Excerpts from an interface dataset
--------

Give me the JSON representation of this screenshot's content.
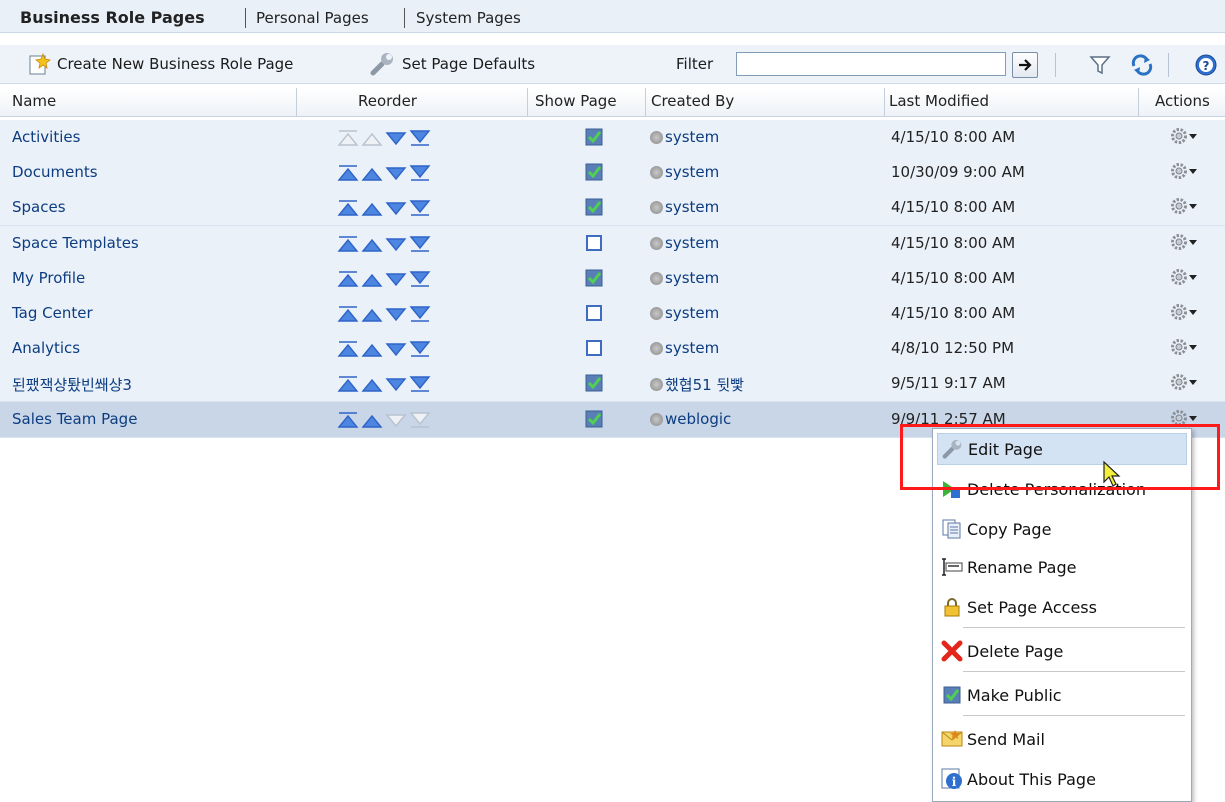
{
  "tabs": [
    "Business Role Pages",
    "Personal Pages",
    "System Pages"
  ],
  "toolbar": {
    "create_label": "Create New Business Role Page",
    "defaults_label": "Set Page Defaults",
    "filter_label": "Filter",
    "filter_value": ""
  },
  "columns": {
    "name": "Name",
    "reorder": "Reorder",
    "show_page": "Show Page",
    "created_by": "Created By",
    "last_modified": "Last Modified",
    "actions": "Actions"
  },
  "rows": [
    {
      "name": "Activities",
      "show": true,
      "creator": "system",
      "modified": "4/15/10 8:00 AM"
    },
    {
      "name": "Documents",
      "show": true,
      "creator": "system",
      "modified": "10/30/09 9:00 AM"
    },
    {
      "name": "Spaces",
      "show": true,
      "creator": "system",
      "modified": "4/15/10 8:00 AM"
    },
    {
      "name": "Space Templates",
      "show": false,
      "creator": "system",
      "modified": "4/15/10 8:00 AM"
    },
    {
      "name": "My Profile",
      "show": true,
      "creator": "system",
      "modified": "4/15/10 8:00 AM"
    },
    {
      "name": "Tag Center",
      "show": false,
      "creator": "system",
      "modified": "4/15/10 8:00 AM"
    },
    {
      "name": "Analytics",
      "show": false,
      "creator": "system",
      "modified": "4/8/10 12:50 PM"
    },
    {
      "name": "된팼잭샹퇐빈쐐샹3",
      "show": true,
      "creator": "했협51 뒷빷",
      "modified": "9/5/11 9:17 AM"
    },
    {
      "name": "Sales Team Page",
      "show": true,
      "creator": "weblogic",
      "modified": "9/9/11 2:57 AM"
    }
  ],
  "menu": [
    {
      "label": "Edit Page",
      "icon": "wrench-icon"
    },
    {
      "label": "Delete Personalization",
      "icon": "delete-personalization-icon"
    },
    {
      "label": "Copy Page",
      "icon": "copy-icon"
    },
    {
      "label": "Rename Page",
      "icon": "rename-icon"
    },
    {
      "label": "Set Page Access",
      "icon": "lock-icon"
    },
    {
      "label": "Delete Page",
      "icon": "red-x-icon"
    },
    {
      "label": "Make Public",
      "icon": "checkmark-icon"
    },
    {
      "label": "Send Mail",
      "icon": "envelope-icon"
    },
    {
      "label": "About This Page",
      "icon": "info-icon"
    }
  ],
  "colors": {
    "accent": "#0d3d80",
    "highlight_box": "#ff1a1a",
    "row_bg": "#ebf1f9",
    "selected_row_bg": "#c8d6e8"
  }
}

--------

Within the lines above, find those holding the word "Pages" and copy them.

    "Business Role Pages",
    "Personal Pages",
    "System Pages"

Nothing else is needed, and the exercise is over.